Data items:
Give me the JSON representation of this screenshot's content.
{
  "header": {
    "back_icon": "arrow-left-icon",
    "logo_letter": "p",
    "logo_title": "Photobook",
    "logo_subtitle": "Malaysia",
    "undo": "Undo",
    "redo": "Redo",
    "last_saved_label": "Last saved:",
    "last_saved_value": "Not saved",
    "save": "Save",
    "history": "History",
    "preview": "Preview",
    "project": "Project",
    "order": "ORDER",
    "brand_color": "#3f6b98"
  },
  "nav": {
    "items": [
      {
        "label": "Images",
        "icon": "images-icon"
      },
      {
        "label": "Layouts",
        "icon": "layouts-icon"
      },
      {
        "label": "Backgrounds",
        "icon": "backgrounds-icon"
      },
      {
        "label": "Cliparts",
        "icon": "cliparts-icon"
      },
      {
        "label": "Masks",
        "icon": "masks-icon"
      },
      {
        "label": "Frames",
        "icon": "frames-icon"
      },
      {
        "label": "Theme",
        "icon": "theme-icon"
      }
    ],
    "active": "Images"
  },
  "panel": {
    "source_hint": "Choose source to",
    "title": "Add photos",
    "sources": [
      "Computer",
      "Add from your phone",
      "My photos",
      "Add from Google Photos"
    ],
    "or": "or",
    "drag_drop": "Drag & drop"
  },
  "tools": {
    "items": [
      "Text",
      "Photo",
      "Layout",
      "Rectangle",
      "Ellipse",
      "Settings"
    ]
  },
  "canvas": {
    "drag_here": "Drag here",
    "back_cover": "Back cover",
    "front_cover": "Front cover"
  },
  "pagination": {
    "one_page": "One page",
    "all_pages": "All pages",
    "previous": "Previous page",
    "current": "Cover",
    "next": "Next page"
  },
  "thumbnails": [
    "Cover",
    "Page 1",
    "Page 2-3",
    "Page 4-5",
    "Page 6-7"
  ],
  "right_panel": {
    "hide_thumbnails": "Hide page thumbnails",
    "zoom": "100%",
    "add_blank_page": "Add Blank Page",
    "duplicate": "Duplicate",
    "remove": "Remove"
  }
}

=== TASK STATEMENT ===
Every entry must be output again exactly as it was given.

=== SOLUTION TO THIS PROBLEM ===
Give me the JSON representation of this screenshot's content.
{
  "header": {
    "back_icon": "arrow-left-icon",
    "logo_letter": "p",
    "logo_title": "Photobook",
    "logo_subtitle": "Malaysia",
    "undo": "Undo",
    "redo": "Redo",
    "last_saved_label": "Last saved:",
    "last_saved_value": "Not saved",
    "save": "Save",
    "history": "History",
    "preview": "Preview",
    "project": "Project",
    "order": "ORDER",
    "brand_color": "#3f6b98"
  },
  "nav": {
    "items": [
      {
        "label": "Images",
        "icon": "images-icon"
      },
      {
        "label": "Layouts",
        "icon": "layouts-icon"
      },
      {
        "label": "Backgrounds",
        "icon": "backgrounds-icon"
      },
      {
        "label": "Cliparts",
        "icon": "cliparts-icon"
      },
      {
        "label": "Masks",
        "icon": "masks-icon"
      },
      {
        "label": "Frames",
        "icon": "frames-icon"
      },
      {
        "label": "Theme",
        "icon": "theme-icon"
      }
    ],
    "active": "Images"
  },
  "panel": {
    "source_hint": "Choose source to",
    "title": "Add photos",
    "sources": [
      "Computer",
      "Add from your phone",
      "My photos",
      "Add from Google Photos"
    ],
    "or": "or",
    "drag_drop": "Drag & drop"
  },
  "tools": {
    "items": [
      "Text",
      "Photo",
      "Layout",
      "Rectangle",
      "Ellipse",
      "Settings"
    ]
  },
  "canvas": {
    "drag_here": "Drag here",
    "back_cover": "Back cover",
    "front_cover": "Front cover"
  },
  "pagination": {
    "one_page": "One page",
    "all_pages": "All pages",
    "previous": "Previous page",
    "current": "Cover",
    "next": "Next page"
  },
  "thumbnails": [
    "Cover",
    "Page 1",
    "Page 2-3",
    "Page 4-5",
    "Page 6-7"
  ],
  "right_panel": {
    "hide_thumbnails": "Hide page thumbnails",
    "zoom": "100%",
    "add_blank_page": "Add Blank Page",
    "duplicate": "Duplicate",
    "remove": "Remove"
  }
}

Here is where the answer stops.